by George Herbert
After all pleasures as I rid one day,
My horse and I, both tir'd, bodie and minde,
With full crie of affections, quite astray;
I took up the next inne I could finde.
There when I came, whom found I but my deare,
My dearest Lord, expecting till the grief
Of pleasures brought me to him, readie there
To be all passengers' most sweet relief?
Oh Thou, whose glorious, yet contracted light,
Wrapt in Night's mantle, stole into a manger;
Since my dark soul and brutish is thy right,
To Man of all beasts be not thou a stranger:
Furnish and deck my soul, that thou mayst have
A better lodging, then a rack, or grave.
The shepherds sing; and shall I silent be?
My God, no hymne for thee?
My soul's a shepherd too: a flock it feeds
Of thoughts, and words, and deeds.
The pasture is thy word; the streams, thy grace
Enriching all the place.
Shepherd and flock shall sing, and all my powers
Out-sing the day-light houres.
Then will we chide the sunne for letting night
Take up his place and right:
We sing one common Lord; wherefore he should
Himself the candle hold.
I will go searching, till I finde a sunne
Shall stay, till we have done;
A willing shiner, that shall shine as gladly,
As frost-nipt sunnes look sadly.
Then will we sing, and shine all our own day,
And one another pay:
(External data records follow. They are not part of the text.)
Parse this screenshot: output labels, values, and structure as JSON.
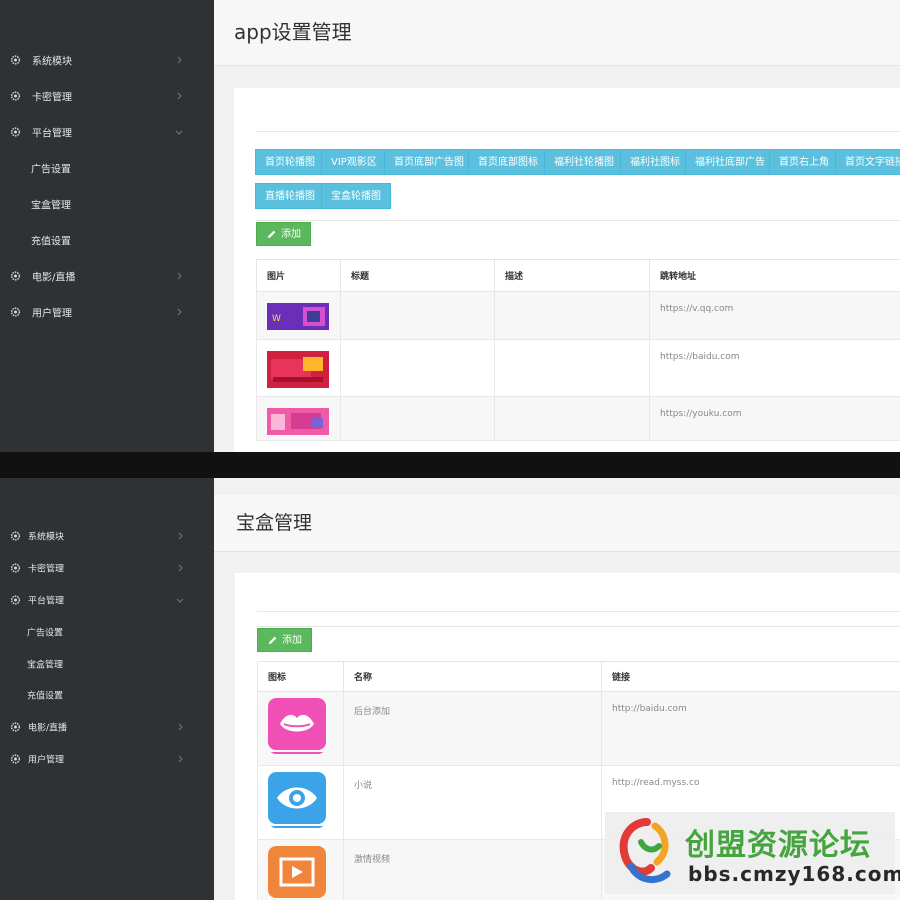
{
  "top": {
    "sidebar": [
      {
        "label": "系统模块",
        "icon": "gear-icon",
        "chevron": "right"
      },
      {
        "label": "卡密管理",
        "icon": "gear-icon",
        "chevron": "right"
      },
      {
        "label": "平台管理",
        "icon": "gear-icon",
        "chevron": "down"
      },
      {
        "label": "广告设置",
        "sub": true
      },
      {
        "label": "宝盒管理",
        "sub": true
      },
      {
        "label": "充值设置",
        "sub": true
      },
      {
        "label": "电影/直播",
        "icon": "gear-icon",
        "chevron": "right"
      },
      {
        "label": "用户管理",
        "icon": "gear-icon",
        "chevron": "right"
      }
    ],
    "title": "app设置管理",
    "tabs": [
      "首页轮播图",
      "VIP观影区",
      "首页底部广告图",
      "首页底部图标",
      "福利社轮播图",
      "福利社图标",
      "福利社底部广告",
      "首页右上角",
      "首页文字链接",
      "直播轮播图",
      "宝盒轮播图"
    ],
    "add_label": "添加",
    "table": {
      "headers": [
        "图片",
        "标题",
        "描述",
        "跳转地址"
      ],
      "rows": [
        {
          "image": "banner-ad-1",
          "title": "",
          "desc": "",
          "url": "https://v.qq.com"
        },
        {
          "image": "banner-ad-2",
          "title": "",
          "desc": "",
          "url": "https://baidu.com"
        },
        {
          "image": "banner-ad-3",
          "title": "",
          "desc": "",
          "url": "https://youku.com"
        }
      ]
    }
  },
  "bottom": {
    "sidebar": [
      {
        "label": "系统模块",
        "icon": "gear-icon",
        "chevron": "right"
      },
      {
        "label": "卡密管理",
        "icon": "gear-icon",
        "chevron": "right"
      },
      {
        "label": "平台管理",
        "icon": "gear-icon",
        "chevron": "down"
      },
      {
        "label": "广告设置",
        "sub": true
      },
      {
        "label": "宝盒管理",
        "sub": true
      },
      {
        "label": "充值设置",
        "sub": true
      },
      {
        "label": "电影/直播",
        "icon": "gear-icon",
        "chevron": "right"
      },
      {
        "label": "用户管理",
        "icon": "gear-icon",
        "chevron": "right"
      }
    ],
    "title": "宝盒管理",
    "add_label": "添加",
    "table": {
      "headers": [
        "图标",
        "名称",
        "链接"
      ],
      "rows": [
        {
          "icon": "lips-icon",
          "color": "#f04fb5",
          "name": "后台添加",
          "link": "http://baidu.com"
        },
        {
          "icon": "eye-icon",
          "color": "#3ba4e8",
          "name": "小说",
          "link": "http://read.myss.co"
        },
        {
          "icon": "film-icon",
          "color": "#f0853c",
          "name": "激情视频",
          "link": ""
        }
      ]
    }
  },
  "watermark": {
    "title": "创盟资源论坛",
    "sub": "bbs.cmzy168.com"
  },
  "colors": {
    "sidebar": "#2f3235",
    "tab": "#5bc0de",
    "add": "#5cb85c"
  }
}
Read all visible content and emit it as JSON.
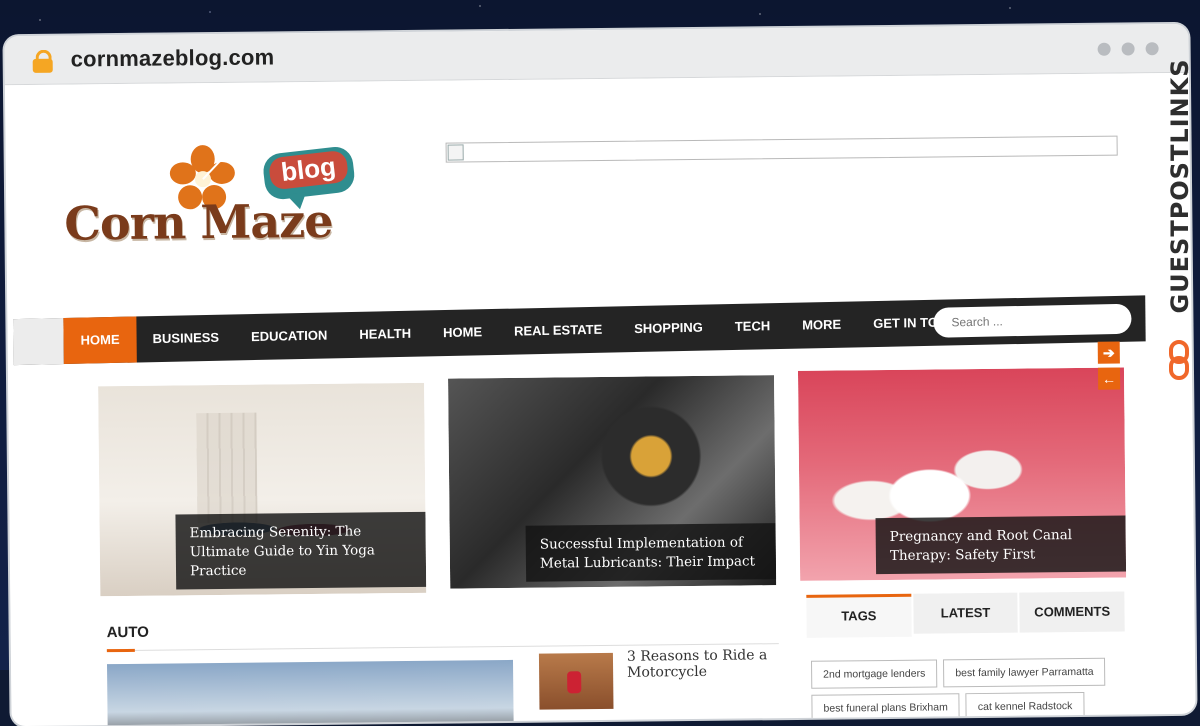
{
  "browser": {
    "url": "cornmazeblog.com"
  },
  "logo": {
    "bubble_text": "blog",
    "brand": "Corn Maze"
  },
  "nav": {
    "items": [
      {
        "label": "HOME"
      },
      {
        "label": "BUSINESS"
      },
      {
        "label": "EDUCATION"
      },
      {
        "label": "HEALTH"
      },
      {
        "label": "HOME"
      },
      {
        "label": "REAL ESTATE"
      },
      {
        "label": "SHOPPING"
      },
      {
        "label": "TECH"
      },
      {
        "label": "MORE"
      },
      {
        "label": "GET IN TOUCH"
      }
    ],
    "search_placeholder": "Search ..."
  },
  "slider": {
    "slides": [
      {
        "caption": "Embracing Serenity: The Ultimate Guide to Yin Yoga Practice"
      },
      {
        "caption": "Successful Implementation of Metal Lubricants: Their Impact"
      },
      {
        "caption": "Pregnancy and Root Canal Therapy: Safety First"
      }
    ],
    "next_arrow": "➔",
    "prev_arrow": "←"
  },
  "section": {
    "title": "AUTO"
  },
  "posts": [
    {
      "title": "3 Reasons to Ride a Motorcycle"
    }
  ],
  "sidebar": {
    "tabs": [
      {
        "label": "TAGS"
      },
      {
        "label": "LATEST"
      },
      {
        "label": "COMMENTS"
      }
    ],
    "tags": [
      "2nd mortgage lenders",
      "best family lawyer Parramatta",
      "best funeral plans Brixham",
      "cat kennel Radstock"
    ]
  },
  "watermark": {
    "text": "GUESTPOSTLINKS"
  },
  "colors": {
    "accent": "#e8650f",
    "nav_bg": "#242424"
  }
}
His beams shall cheer my breast, and both so twine,
Till ev'n His beams sing, and my musick shine.
Last updated January 14, 2019